Finally the wind had abated and we dug out our tents and set out into the icy wilderness. The mist and light snow shrouded any view of the mountains and all we could see in every direction was 'white'. For a few moments the mist cleared and I saw another group of people heading in the opposite direction, tiny black specks on the ice, then they disappeared and I wondered whether I'd imagined it !
This was an amazing day, just utter isolation. I can see how easy it would be to become hopelessly lost and wander for days without seeing another soul. In every direction it looked the same! We reached Cirque de los Altares where we set up camp.
We should have seen Cerro Torre in all her glory from this position but again the cloud was unkind to us. The tip of her summit is all we would see before the cloud moved in again!
The sheer expanse of the ice-cap was visible for the first time as we headed south on our journey. Today we could see the mountains looming out of the deep ice and the effects of the sun and cloud gave some truly awesome views.
As we headed east of the ice-cap, half of me was disappointed at the prospect of heading back to civilisation, the other half relieved that we had made it back safely (as Messner once said) 'from such a dangerous place'! Our route then took us over the gruelling lateral moraine piles of the Viedma glacier to our camp on the shores of Lago Ferrari
We were treated to spectacular panoramas as we crossed over Paso del Viento and flanked the Tunel glacier and followed the Tunel river down its course. This day had an interesting start with a river crossing. After carrying sandals for six days they finally came into use !
Heading back to civilisation
Our route then took us back to El Chalten via the Loma del Pliegue Tumbado where we were treated to some fantastic views of Cerro Torre and Fitzroy which we had missed the previous few days.

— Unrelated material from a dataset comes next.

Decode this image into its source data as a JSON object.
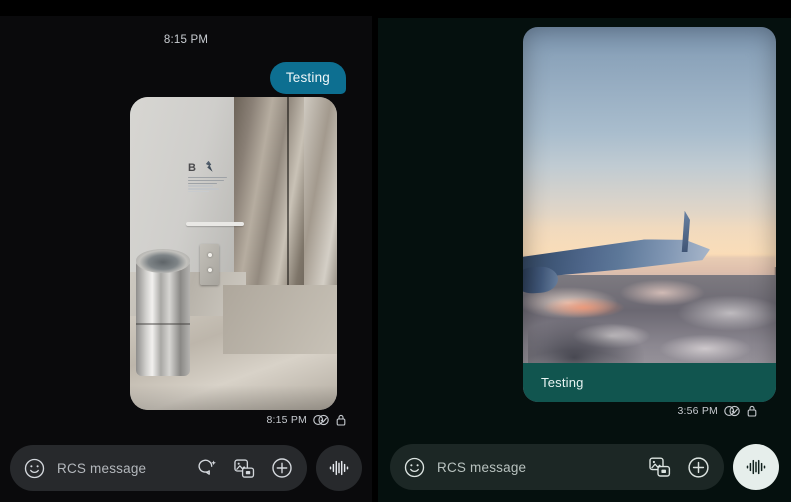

Final thoughts.........When you embark on a trip like this, the guide can make all the difference. Spanish Highs Mountain Guides's attention to detail throughout the seven days was certainly noticed and I felt safe at all times. His good humour made me laugh on the most strenuous of days. Thank you for providing a once-in-a - lifetime adventure and I hope to see you in the future for more 'aventuras extremes'